The release of music for free online is certainly no new thing, with many bands finding success through file-sharing. That file-sharing kills the record industry is also nothing new, however Radiohead recently made it official by showing that it’s possible to make and reach millions without either.

A screenshot from Radiohead’s In Rainbows website

Free of a binding contract and able to do as they please, English band Radiohead decided to ditch the middle-man and do things on their own. Two months before any traditional CD release (which is also only available through their website), a download was made available and people were given the option to pay whatever they wanted for the new album.

A Lack of Oxygen From My Life Support

As the hearts of the record labels stopped, thousands upon thousands placed orders for the download. With the option of having it for absolutely nothing, a survey by The Times newspaper found that people paid around 4 pounds for the album anyway (about $10).

And whilst the industry spends millions on DRM technology and goes about suing every day people (for the obscene amount of $220,000 for sharing 22 songs), 1.2 million people are estimated to have given the band upwards of $10 million on the first day of release.

Where Do We Go From Here?

It’s obvious that your local garage band isn’t going to get the same response to their new demo, but it’s still worrying signs for an industry that has long lost its relevance. We believe that music is returning to experience—people don’t want bad music forced down their throats at over-inflated prices. They want good music, and they want the freedom to pay what they think the music is worth without being made a criminal in the process.

You’ve heard it before—when the cost of distributing a product reaches zero—experience is where the real value lies.
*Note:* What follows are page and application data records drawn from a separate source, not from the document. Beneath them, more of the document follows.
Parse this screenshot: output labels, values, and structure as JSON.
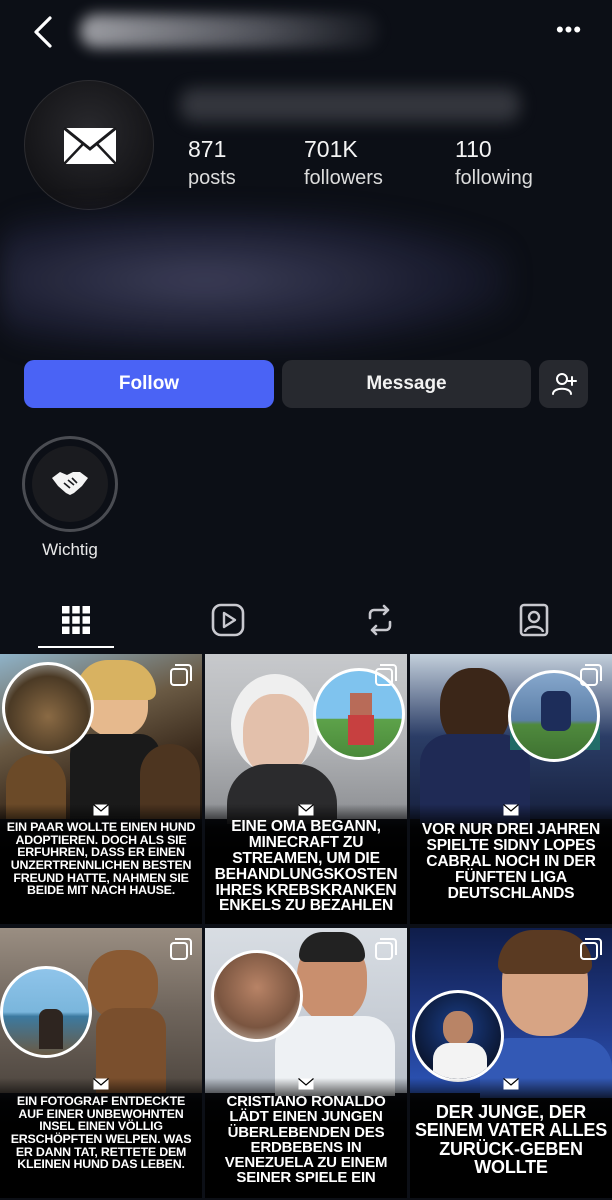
{
  "profile": {
    "stats": [
      {
        "value": "871",
        "label": "posts"
      },
      {
        "value": "701K",
        "label": "followers"
      },
      {
        "value": "110",
        "label": "following"
      }
    ]
  },
  "actions": {
    "follow_label": "Follow",
    "message_label": "Message"
  },
  "highlights": [
    {
      "label": "Wichtig"
    }
  ],
  "posts": [
    {
      "caption": "Ein Paar wollte einen Hund adoptieren. Doch als sie erfuhren, dass er einen unzertrennlichen besten Freund hatte, nahmen sie beide mit nach Hause."
    },
    {
      "caption": "Eine Oma begann, Minecraft zu streamen, um die Behandlungskosten ihres krebskranken Enkels zu bezahlen"
    },
    {
      "caption": "Vor nur drei Jahren spielte Sidny Lopes Cabral noch in der fünften Liga Deutschlands"
    },
    {
      "caption": "Ein Fotograf entdeckte auf einer unbewohnten Insel einen völlig erschöpften Welpen. Was er dann tat, rettete dem kleinen Hund das Leben."
    },
    {
      "caption": "Cristiano Ronaldo lädt einen jungen Überlebenden des Erdbebens in Venezuela zu einem seiner Spiele ein"
    },
    {
      "caption": "Der Junge, der seinem Vater alles zurück-geben wollte"
    }
  ],
  "colors": {
    "background": "#0c0f16",
    "follow_button": "#4a63f5",
    "secondary_button": "#27292f"
  }
}
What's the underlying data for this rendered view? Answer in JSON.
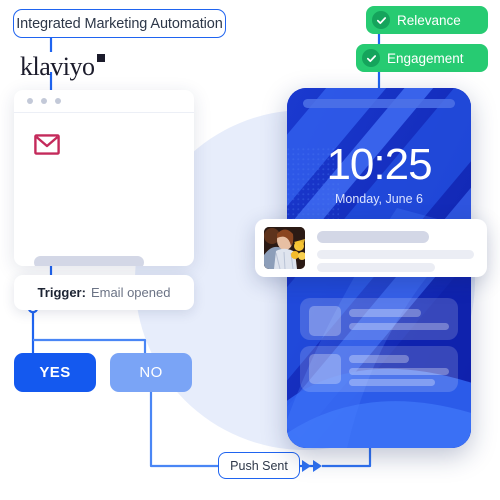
{
  "title_label": "Integrated Marketing Automation",
  "brand": {
    "name": "klaviyo",
    "trademark": "tm-square"
  },
  "email_card": {
    "window_dots": 3,
    "icon": "envelope-icon",
    "accent_color": "#c42a5b"
  },
  "trigger": {
    "key": "Trigger:",
    "value": "Email opened"
  },
  "decision": {
    "yes_label": "YES",
    "no_label": "NO",
    "yes_color": "#1459ef",
    "no_color": "#7aa4f6"
  },
  "push": {
    "label": "Push Sent",
    "arrows": 2
  },
  "badges": [
    {
      "label": "Relevance",
      "icon": "check-circle-icon",
      "color": "#27cb72"
    },
    {
      "label": "Engagement",
      "icon": "check-circle-icon",
      "color": "#27cb72"
    }
  ],
  "phone": {
    "time": "10:25",
    "date": "Monday, June 6",
    "wallpaper_color": "#1329b9",
    "status_bar": "status-bar"
  },
  "notification": {
    "thumbnail": "portrait-photo",
    "lines": 3
  },
  "colors": {
    "accent_blue": "#1f64f0",
    "background_circle": "#e7edfb",
    "green": "#27cb72",
    "crimson": "#c42a5b"
  }
}
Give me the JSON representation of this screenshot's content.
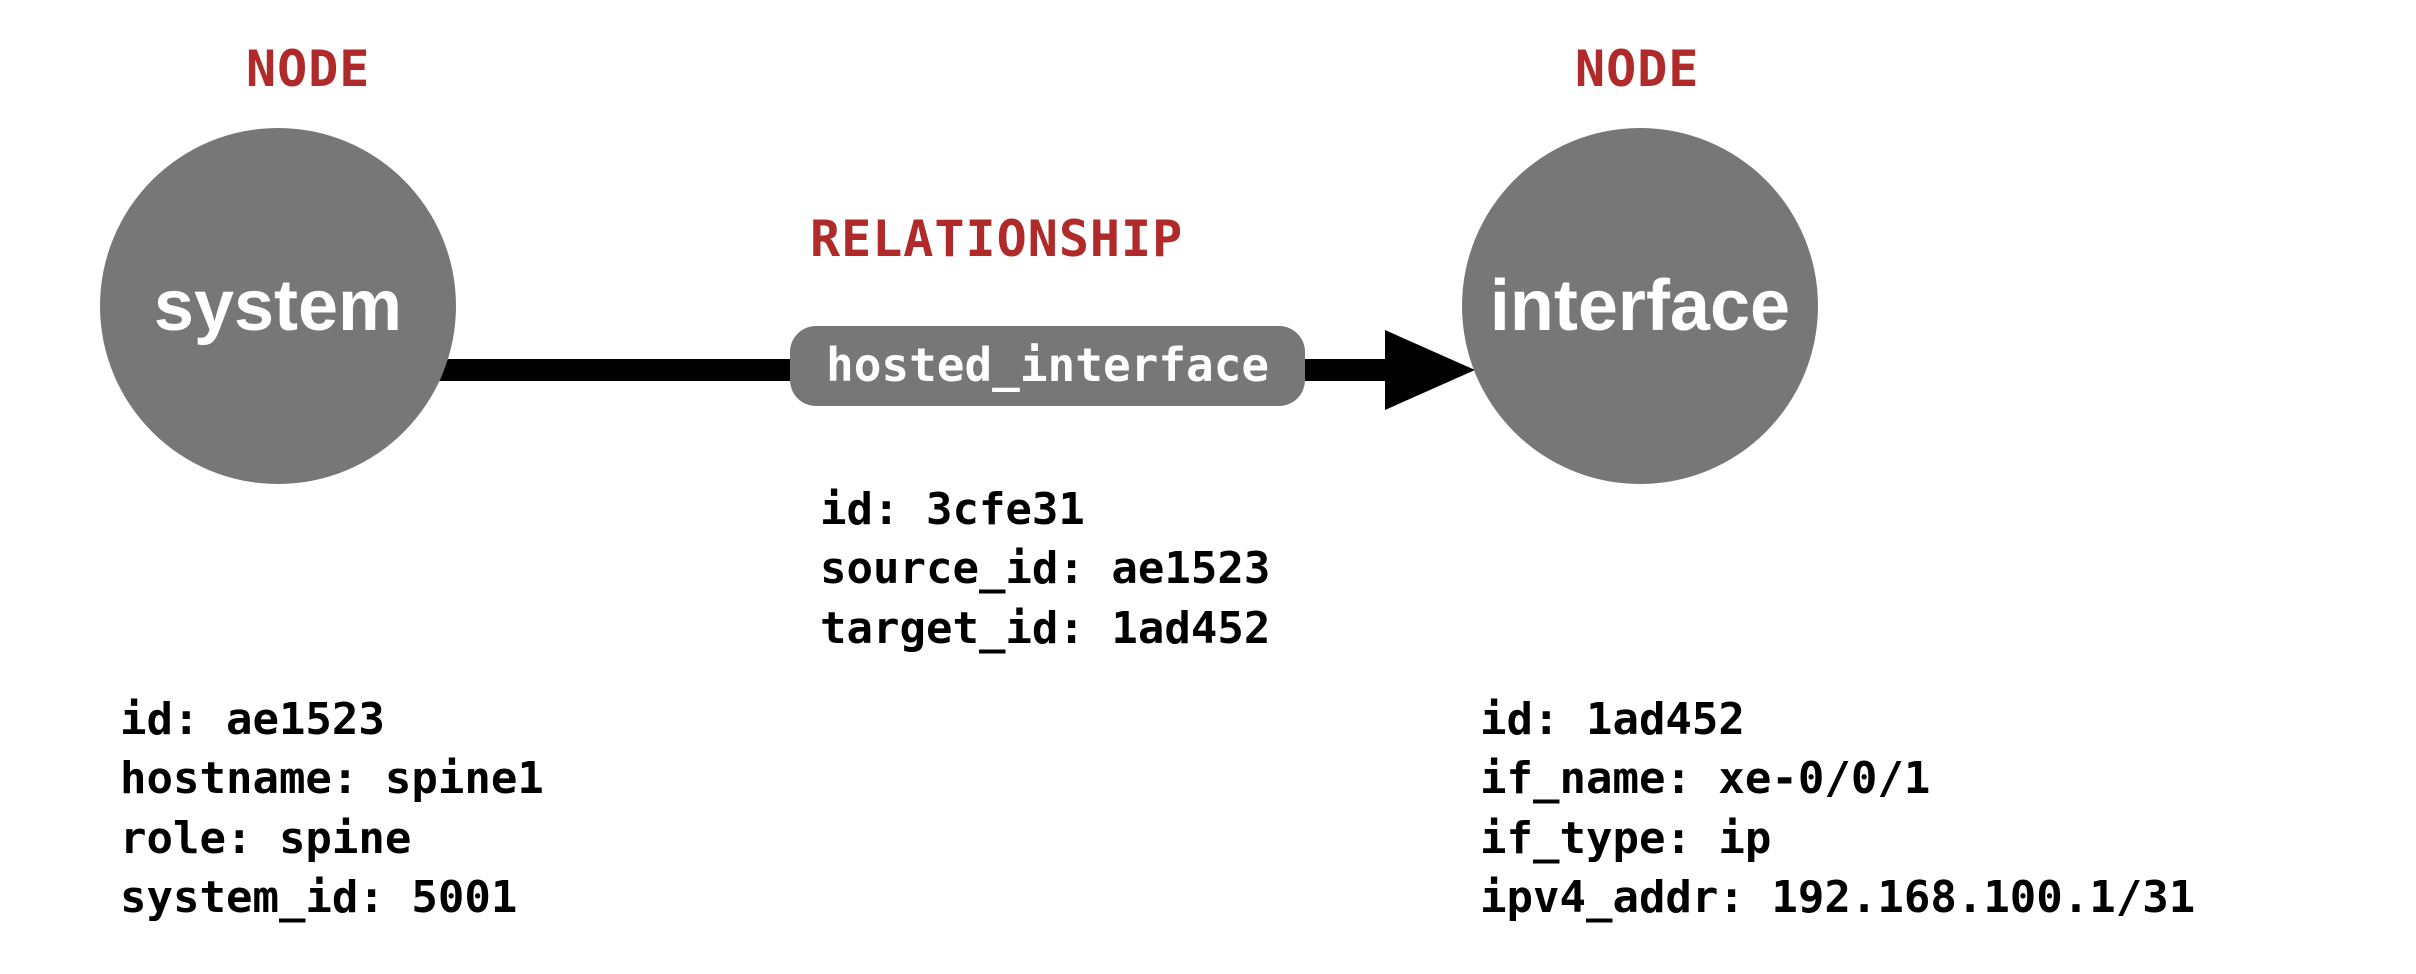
{
  "left_node": {
    "header": "NODE",
    "type_label": "system",
    "props_text": "id: ae1523\nhostname: spine1\nrole: spine\nsystem_id: 5001"
  },
  "relationship": {
    "header": "RELATIONSHIP",
    "type_label": "hosted_interface",
    "props_text": "id: 3cfe31\nsource_id: ae1523\ntarget_id: 1ad452"
  },
  "right_node": {
    "header": "NODE",
    "type_label": "interface",
    "props_text": "id: 1ad452\nif_name: xe-0/0/1\nif_type: ip\nipv4_addr: 192.168.100.1/31"
  }
}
The music industry prefers to complain, whine and sue. Radiohead have taken the industry by the scruff of the neck and shown them that creativity and innovation pays off.